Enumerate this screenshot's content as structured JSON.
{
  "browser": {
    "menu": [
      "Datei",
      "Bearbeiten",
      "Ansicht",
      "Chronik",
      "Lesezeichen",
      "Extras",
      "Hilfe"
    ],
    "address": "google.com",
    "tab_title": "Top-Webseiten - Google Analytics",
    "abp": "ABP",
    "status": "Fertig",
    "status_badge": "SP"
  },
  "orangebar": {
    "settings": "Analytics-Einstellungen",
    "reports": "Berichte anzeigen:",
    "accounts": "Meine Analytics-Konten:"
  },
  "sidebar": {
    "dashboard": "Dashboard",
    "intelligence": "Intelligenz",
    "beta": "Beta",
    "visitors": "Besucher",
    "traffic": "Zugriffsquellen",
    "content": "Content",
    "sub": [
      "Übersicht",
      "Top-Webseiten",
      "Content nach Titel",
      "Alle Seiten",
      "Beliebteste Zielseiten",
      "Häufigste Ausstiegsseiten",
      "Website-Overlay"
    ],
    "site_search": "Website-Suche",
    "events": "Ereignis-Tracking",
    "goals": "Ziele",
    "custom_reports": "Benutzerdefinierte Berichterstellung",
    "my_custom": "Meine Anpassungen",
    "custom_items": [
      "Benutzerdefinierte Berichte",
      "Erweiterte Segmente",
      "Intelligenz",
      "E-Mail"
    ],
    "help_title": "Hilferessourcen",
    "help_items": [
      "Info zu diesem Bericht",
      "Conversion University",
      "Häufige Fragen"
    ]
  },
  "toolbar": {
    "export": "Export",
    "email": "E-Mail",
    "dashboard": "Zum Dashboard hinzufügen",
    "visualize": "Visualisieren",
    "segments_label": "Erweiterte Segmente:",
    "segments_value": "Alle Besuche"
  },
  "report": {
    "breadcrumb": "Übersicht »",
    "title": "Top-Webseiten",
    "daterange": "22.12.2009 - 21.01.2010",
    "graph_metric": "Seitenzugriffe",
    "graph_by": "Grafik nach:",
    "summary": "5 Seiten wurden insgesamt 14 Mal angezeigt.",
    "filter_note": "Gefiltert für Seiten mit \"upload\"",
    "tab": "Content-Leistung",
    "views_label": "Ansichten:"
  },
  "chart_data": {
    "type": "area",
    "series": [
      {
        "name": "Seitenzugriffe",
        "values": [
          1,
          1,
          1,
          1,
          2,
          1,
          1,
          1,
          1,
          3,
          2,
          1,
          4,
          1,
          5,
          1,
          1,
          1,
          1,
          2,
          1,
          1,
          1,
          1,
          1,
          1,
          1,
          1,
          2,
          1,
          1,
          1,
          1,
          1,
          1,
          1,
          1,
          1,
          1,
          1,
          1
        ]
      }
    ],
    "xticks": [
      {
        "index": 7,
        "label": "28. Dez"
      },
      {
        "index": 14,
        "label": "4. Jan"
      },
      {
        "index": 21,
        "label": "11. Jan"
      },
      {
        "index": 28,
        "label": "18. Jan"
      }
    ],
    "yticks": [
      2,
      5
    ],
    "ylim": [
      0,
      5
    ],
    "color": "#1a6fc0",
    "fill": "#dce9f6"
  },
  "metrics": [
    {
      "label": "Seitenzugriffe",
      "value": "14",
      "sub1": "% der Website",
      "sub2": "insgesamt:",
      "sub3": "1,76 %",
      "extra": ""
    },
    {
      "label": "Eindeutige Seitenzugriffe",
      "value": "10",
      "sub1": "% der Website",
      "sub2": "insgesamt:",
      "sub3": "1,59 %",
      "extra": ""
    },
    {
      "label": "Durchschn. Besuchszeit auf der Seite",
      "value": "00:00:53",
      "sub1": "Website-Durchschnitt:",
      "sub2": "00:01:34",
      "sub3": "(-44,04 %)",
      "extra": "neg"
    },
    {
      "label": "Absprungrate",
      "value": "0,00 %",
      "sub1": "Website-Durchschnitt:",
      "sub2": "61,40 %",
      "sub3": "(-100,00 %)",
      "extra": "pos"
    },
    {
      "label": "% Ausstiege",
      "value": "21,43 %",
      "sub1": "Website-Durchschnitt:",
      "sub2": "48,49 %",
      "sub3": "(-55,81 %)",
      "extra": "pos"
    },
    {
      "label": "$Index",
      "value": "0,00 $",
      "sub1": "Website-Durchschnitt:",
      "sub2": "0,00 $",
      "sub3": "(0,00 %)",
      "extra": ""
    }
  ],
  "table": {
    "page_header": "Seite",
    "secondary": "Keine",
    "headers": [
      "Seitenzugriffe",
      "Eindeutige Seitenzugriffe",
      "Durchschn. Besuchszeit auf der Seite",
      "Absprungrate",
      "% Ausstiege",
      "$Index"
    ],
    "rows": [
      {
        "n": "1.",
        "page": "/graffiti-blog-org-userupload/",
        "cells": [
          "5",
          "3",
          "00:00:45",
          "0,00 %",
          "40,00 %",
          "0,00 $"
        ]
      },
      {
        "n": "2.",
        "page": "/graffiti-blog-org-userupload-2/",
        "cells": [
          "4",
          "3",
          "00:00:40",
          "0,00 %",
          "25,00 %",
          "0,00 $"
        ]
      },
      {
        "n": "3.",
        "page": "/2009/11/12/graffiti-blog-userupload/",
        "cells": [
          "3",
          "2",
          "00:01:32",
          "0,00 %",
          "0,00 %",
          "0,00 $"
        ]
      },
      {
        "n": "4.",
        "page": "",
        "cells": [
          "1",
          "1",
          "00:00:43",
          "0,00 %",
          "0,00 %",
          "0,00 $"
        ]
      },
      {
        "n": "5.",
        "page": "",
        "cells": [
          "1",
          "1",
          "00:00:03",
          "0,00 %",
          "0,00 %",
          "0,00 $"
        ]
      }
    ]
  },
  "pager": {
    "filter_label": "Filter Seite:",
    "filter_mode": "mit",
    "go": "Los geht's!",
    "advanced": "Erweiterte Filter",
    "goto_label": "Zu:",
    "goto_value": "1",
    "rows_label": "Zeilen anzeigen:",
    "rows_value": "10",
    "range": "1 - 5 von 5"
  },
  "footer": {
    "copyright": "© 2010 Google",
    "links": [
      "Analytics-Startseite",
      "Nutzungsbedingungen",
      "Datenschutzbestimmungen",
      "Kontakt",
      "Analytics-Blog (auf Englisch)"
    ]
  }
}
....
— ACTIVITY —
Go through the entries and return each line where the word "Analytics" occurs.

— ANSWER TO THIS PROBLEM —
    "tab_title": "Top-Webseiten - Google Analytics",
    "settings": "Analytics-Einstellungen",
    "accounts": "Meine Analytics-Konten:"
      "Analytics-Startseite",
      "Analytics-Blog (auf Englisch)"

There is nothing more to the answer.